-- Your assignment --
Print every entry below again exactly as written, skipping the pictures.

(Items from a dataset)
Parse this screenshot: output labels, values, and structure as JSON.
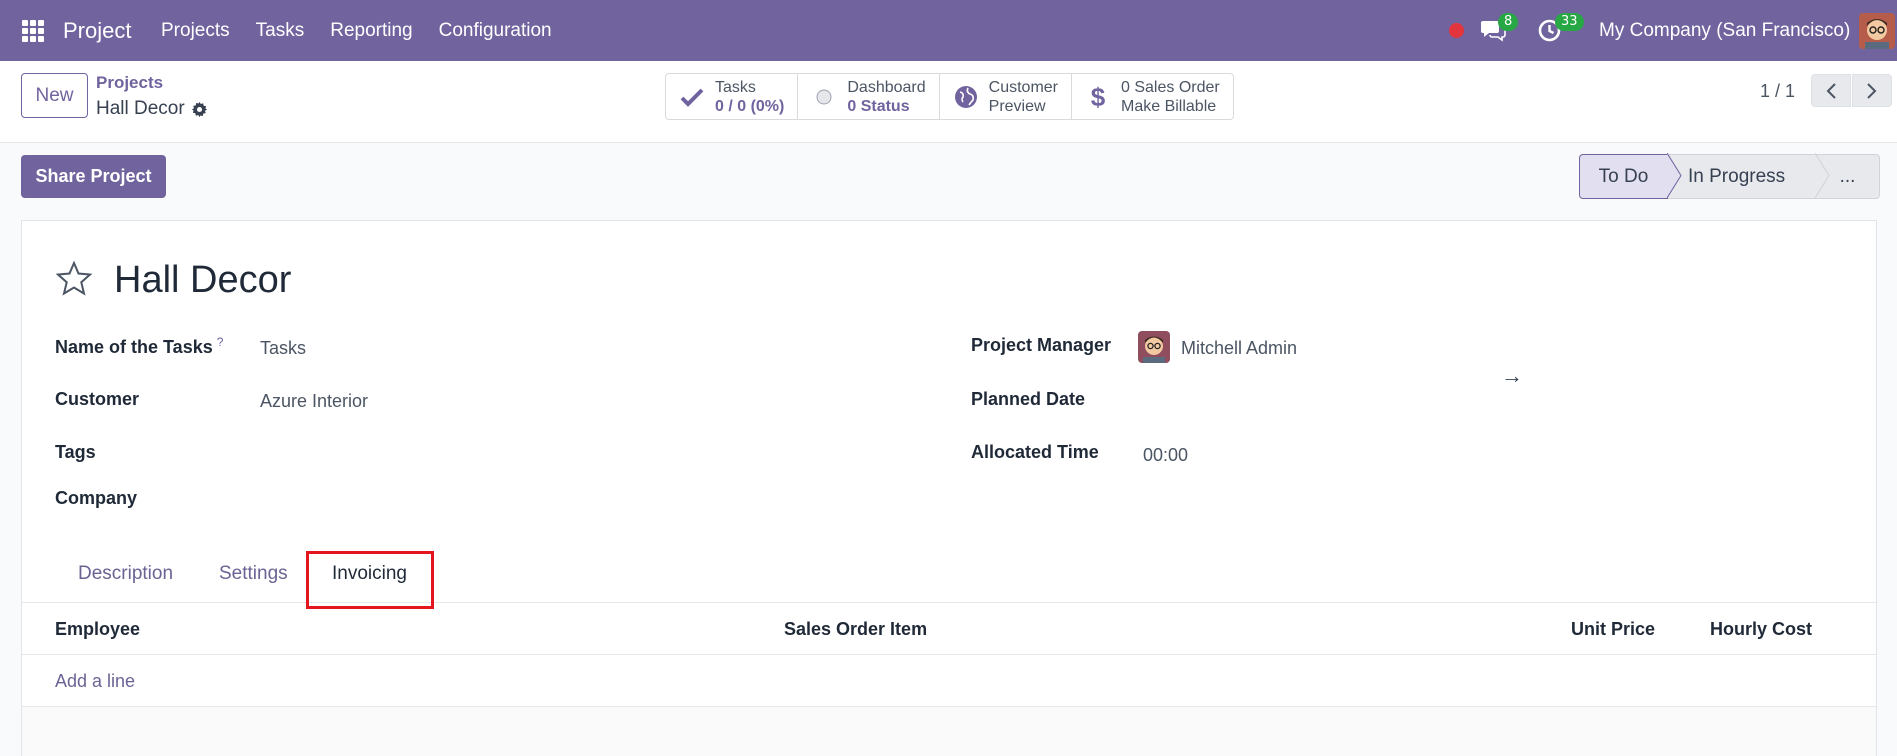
{
  "navbar": {
    "brand": "Project",
    "menu": [
      "Projects",
      "Tasks",
      "Reporting",
      "Configuration"
    ],
    "chat_count": "8",
    "activity_count": "33",
    "company": "My Company (San Francisco)",
    "color": "#71639e"
  },
  "control": {
    "new_label": "New",
    "breadcrumb_parent": "Projects",
    "breadcrumb_current": "Hall Decor",
    "stats": [
      {
        "icon": "check-icon",
        "title": "Tasks",
        "value": "0 / 0 (0%)"
      },
      {
        "icon": "status-dot-icon",
        "title": "Dashboard",
        "value": "0 Status"
      },
      {
        "icon": "globe-icon",
        "title": "Customer",
        "value": "Preview"
      },
      {
        "icon": "dollar-icon",
        "title": "0 Sales Order",
        "value": "Make Billable"
      }
    ],
    "pager": "1 / 1"
  },
  "statusbar": {
    "share_label": "Share Project",
    "stages": [
      "To Do",
      "In Progress",
      "..."
    ],
    "active_stage": "To Do"
  },
  "form": {
    "title": "Hall Decor",
    "left_fields": [
      {
        "label": "Name of the Tasks",
        "help": "?",
        "value": "Tasks"
      },
      {
        "label": "Customer",
        "value": "Azure Interior"
      },
      {
        "label": "Tags",
        "value": ""
      },
      {
        "label": "Company",
        "value": ""
      }
    ],
    "right_fields": [
      {
        "label": "Project Manager",
        "value": "Mitchell Admin"
      },
      {
        "label": "Planned Date",
        "value": "",
        "arrow": "→"
      },
      {
        "label": "Allocated Time",
        "value": "00:00"
      }
    ],
    "tabs": [
      "Description",
      "Settings",
      "Invoicing"
    ],
    "active_tab": "Invoicing",
    "table_headers": [
      "Employee",
      "Sales Order Item",
      "Unit Price",
      "Hourly Cost"
    ],
    "add_line": "Add a line"
  }
}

-- Answer for the task --
Parse this screenshot: output labels, values, and structure as JSON.
{
  "navbar": {
    "brand": "Project",
    "menu": [
      "Projects",
      "Tasks",
      "Reporting",
      "Configuration"
    ],
    "chat_count": "8",
    "activity_count": "33",
    "company": "My Company (San Francisco)",
    "color": "#71639e"
  },
  "control": {
    "new_label": "New",
    "breadcrumb_parent": "Projects",
    "breadcrumb_current": "Hall Decor",
    "stats": [
      {
        "icon": "check-icon",
        "title": "Tasks",
        "value": "0 / 0 (0%)"
      },
      {
        "icon": "status-dot-icon",
        "title": "Dashboard",
        "value": "0 Status"
      },
      {
        "icon": "globe-icon",
        "title": "Customer",
        "value": "Preview"
      },
      {
        "icon": "dollar-icon",
        "title": "0 Sales Order",
        "value": "Make Billable"
      }
    ],
    "pager": "1 / 1"
  },
  "statusbar": {
    "share_label": "Share Project",
    "stages": [
      "To Do",
      "In Progress",
      "..."
    ],
    "active_stage": "To Do"
  },
  "form": {
    "title": "Hall Decor",
    "left_fields": [
      {
        "label": "Name of the Tasks",
        "help": "?",
        "value": "Tasks"
      },
      {
        "label": "Customer",
        "value": "Azure Interior"
      },
      {
        "label": "Tags",
        "value": ""
      },
      {
        "label": "Company",
        "value": ""
      }
    ],
    "right_fields": [
      {
        "label": "Project Manager",
        "value": "Mitchell Admin"
      },
      {
        "label": "Planned Date",
        "value": "",
        "arrow": "→"
      },
      {
        "label": "Allocated Time",
        "value": "00:00"
      }
    ],
    "tabs": [
      "Description",
      "Settings",
      "Invoicing"
    ],
    "active_tab": "Invoicing",
    "table_headers": [
      "Employee",
      "Sales Order Item",
      "Unit Price",
      "Hourly Cost"
    ],
    "add_line": "Add a line"
  }
}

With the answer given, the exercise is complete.